== Exercise ==
In the records below, find each line holding the word "name" and copy it.

== Records supplied ==
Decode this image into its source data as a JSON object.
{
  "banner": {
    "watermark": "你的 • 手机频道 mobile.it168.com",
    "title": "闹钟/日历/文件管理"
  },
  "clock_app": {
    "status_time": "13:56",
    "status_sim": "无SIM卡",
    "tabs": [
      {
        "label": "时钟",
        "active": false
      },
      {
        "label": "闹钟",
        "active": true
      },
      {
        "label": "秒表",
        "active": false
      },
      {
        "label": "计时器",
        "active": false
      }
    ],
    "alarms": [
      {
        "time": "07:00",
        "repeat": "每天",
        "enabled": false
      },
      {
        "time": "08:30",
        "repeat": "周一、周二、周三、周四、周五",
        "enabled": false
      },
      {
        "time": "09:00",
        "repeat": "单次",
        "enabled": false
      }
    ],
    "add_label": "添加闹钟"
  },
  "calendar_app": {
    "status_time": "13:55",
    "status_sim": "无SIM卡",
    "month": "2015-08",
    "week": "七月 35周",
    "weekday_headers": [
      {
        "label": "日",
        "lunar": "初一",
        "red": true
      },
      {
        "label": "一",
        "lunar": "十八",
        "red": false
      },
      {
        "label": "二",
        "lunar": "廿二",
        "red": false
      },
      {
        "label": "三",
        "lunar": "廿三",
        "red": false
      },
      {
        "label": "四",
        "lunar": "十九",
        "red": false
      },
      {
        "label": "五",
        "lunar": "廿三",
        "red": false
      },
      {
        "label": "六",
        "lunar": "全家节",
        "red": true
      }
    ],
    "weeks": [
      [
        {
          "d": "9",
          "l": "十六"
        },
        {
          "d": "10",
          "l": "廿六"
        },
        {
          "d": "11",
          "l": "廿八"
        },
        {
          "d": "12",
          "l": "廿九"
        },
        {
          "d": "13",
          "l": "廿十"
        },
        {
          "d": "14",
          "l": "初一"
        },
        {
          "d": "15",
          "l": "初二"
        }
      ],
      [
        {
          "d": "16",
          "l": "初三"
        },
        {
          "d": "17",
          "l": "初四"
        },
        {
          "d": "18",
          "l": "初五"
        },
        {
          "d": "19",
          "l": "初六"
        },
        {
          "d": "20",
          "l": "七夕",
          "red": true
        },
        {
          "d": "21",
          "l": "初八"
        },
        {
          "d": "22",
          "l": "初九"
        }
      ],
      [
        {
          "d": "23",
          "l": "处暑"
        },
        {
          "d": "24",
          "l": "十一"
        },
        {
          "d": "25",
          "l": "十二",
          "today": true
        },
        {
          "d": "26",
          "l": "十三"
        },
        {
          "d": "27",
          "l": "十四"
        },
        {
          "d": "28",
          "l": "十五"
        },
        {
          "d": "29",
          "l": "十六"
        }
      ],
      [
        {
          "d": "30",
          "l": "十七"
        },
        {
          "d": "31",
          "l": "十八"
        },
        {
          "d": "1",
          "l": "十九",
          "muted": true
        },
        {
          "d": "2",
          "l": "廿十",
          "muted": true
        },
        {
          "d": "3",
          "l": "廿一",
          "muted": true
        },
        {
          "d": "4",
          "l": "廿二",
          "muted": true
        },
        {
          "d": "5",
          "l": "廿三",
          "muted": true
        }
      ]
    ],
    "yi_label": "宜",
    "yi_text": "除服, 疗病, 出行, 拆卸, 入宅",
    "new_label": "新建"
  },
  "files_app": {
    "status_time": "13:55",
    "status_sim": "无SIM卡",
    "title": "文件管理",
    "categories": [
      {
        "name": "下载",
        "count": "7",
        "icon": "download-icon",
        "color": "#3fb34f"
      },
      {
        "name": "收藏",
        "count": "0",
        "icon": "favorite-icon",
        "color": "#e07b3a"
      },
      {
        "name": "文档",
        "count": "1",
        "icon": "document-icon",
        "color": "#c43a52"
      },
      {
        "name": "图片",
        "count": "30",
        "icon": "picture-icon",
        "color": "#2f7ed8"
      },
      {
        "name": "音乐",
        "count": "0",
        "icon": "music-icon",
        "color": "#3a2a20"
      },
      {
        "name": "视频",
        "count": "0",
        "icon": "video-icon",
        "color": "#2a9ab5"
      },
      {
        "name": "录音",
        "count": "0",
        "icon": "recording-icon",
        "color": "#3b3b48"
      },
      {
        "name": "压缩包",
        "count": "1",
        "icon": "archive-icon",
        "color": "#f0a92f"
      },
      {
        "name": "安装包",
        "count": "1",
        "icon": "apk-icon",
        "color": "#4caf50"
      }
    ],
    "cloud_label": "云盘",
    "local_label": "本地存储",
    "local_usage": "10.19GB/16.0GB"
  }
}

== Written answer ==
        "name": "下载",
        "name": "收藏",
        "name": "文档",
        "name": "图片",
        "name": "音乐",
        "name": "视频",
        "name": "录音",
        "name": "压缩包",
        "name": "安装包",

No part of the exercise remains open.